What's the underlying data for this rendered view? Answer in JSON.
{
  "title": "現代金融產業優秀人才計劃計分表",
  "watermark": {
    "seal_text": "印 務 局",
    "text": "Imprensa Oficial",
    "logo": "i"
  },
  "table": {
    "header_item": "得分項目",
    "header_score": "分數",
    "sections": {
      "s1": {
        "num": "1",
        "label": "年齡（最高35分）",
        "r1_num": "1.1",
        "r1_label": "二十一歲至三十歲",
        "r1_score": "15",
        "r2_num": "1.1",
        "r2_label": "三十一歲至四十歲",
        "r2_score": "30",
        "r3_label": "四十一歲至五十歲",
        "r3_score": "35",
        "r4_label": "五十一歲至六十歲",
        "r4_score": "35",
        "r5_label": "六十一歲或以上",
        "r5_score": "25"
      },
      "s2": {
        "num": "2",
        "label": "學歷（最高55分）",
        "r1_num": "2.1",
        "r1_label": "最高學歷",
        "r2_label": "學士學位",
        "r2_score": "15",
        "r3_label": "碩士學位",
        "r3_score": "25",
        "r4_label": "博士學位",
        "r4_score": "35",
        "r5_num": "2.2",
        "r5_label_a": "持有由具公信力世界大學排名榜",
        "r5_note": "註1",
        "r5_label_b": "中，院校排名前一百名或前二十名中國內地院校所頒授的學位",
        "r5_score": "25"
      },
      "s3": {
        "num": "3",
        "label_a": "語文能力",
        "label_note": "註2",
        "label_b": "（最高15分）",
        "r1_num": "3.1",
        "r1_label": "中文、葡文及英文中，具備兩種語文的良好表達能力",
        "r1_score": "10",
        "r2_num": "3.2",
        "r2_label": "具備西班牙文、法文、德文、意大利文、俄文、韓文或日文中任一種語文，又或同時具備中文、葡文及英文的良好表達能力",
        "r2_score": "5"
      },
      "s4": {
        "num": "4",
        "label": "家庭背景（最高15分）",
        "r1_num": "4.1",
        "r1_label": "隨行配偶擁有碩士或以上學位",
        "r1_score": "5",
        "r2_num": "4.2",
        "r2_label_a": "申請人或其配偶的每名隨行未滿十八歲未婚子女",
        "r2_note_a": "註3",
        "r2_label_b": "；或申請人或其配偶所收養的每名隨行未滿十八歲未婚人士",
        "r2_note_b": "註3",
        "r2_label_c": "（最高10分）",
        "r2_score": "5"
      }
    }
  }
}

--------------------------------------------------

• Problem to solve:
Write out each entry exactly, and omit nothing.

• Written reply:
What's the underlying data for this rendered view? Answer in JSON.
{
  "title": "現代金融產業優秀人才計劃計分表",
  "watermark": {
    "seal_text": "印 務 局",
    "text": "Imprensa Oficial",
    "logo": "i"
  },
  "table": {
    "header_item": "得分項目",
    "header_score": "分數",
    "sections": {
      "s1": {
        "num": "1",
        "label": "年齡（最高35分）",
        "r1_num": "1.1",
        "r1_label": "二十一歲至三十歲",
        "r1_score": "15",
        "r2_num": "1.1",
        "r2_label": "三十一歲至四十歲",
        "r2_score": "30",
        "r3_label": "四十一歲至五十歲",
        "r3_score": "35",
        "r4_label": "五十一歲至六十歲",
        "r4_score": "35",
        "r5_label": "六十一歲或以上",
        "r5_score": "25"
      },
      "s2": {
        "num": "2",
        "label": "學歷（最高55分）",
        "r1_num": "2.1",
        "r1_label": "最高學歷",
        "r2_label": "學士學位",
        "r2_score": "15",
        "r3_label": "碩士學位",
        "r3_score": "25",
        "r4_label": "博士學位",
        "r4_score": "35",
        "r5_num": "2.2",
        "r5_label_a": "持有由具公信力世界大學排名榜",
        "r5_note": "註1",
        "r5_label_b": "中，院校排名前一百名或前二十名中國內地院校所頒授的學位",
        "r5_score": "25"
      },
      "s3": {
        "num": "3",
        "label_a": "語文能力",
        "label_note": "註2",
        "label_b": "（最高15分）",
        "r1_num": "3.1",
        "r1_label": "中文、葡文及英文中，具備兩種語文的良好表達能力",
        "r1_score": "10",
        "r2_num": "3.2",
        "r2_label": "具備西班牙文、法文、德文、意大利文、俄文、韓文或日文中任一種語文，又或同時具備中文、葡文及英文的良好表達能力",
        "r2_score": "5"
      },
      "s4": {
        "num": "4",
        "label": "家庭背景（最高15分）",
        "r1_num": "4.1",
        "r1_label": "隨行配偶擁有碩士或以上學位",
        "r1_score": "5",
        "r2_num": "4.2",
        "r2_label_a": "申請人或其配偶的每名隨行未滿十八歲未婚子女",
        "r2_note_a": "註3",
        "r2_label_b": "；或申請人或其配偶所收養的每名隨行未滿十八歲未婚人士",
        "r2_note_b": "註3",
        "r2_label_c": "（最高10分）",
        "r2_score": "5"
      }
    }
  }
}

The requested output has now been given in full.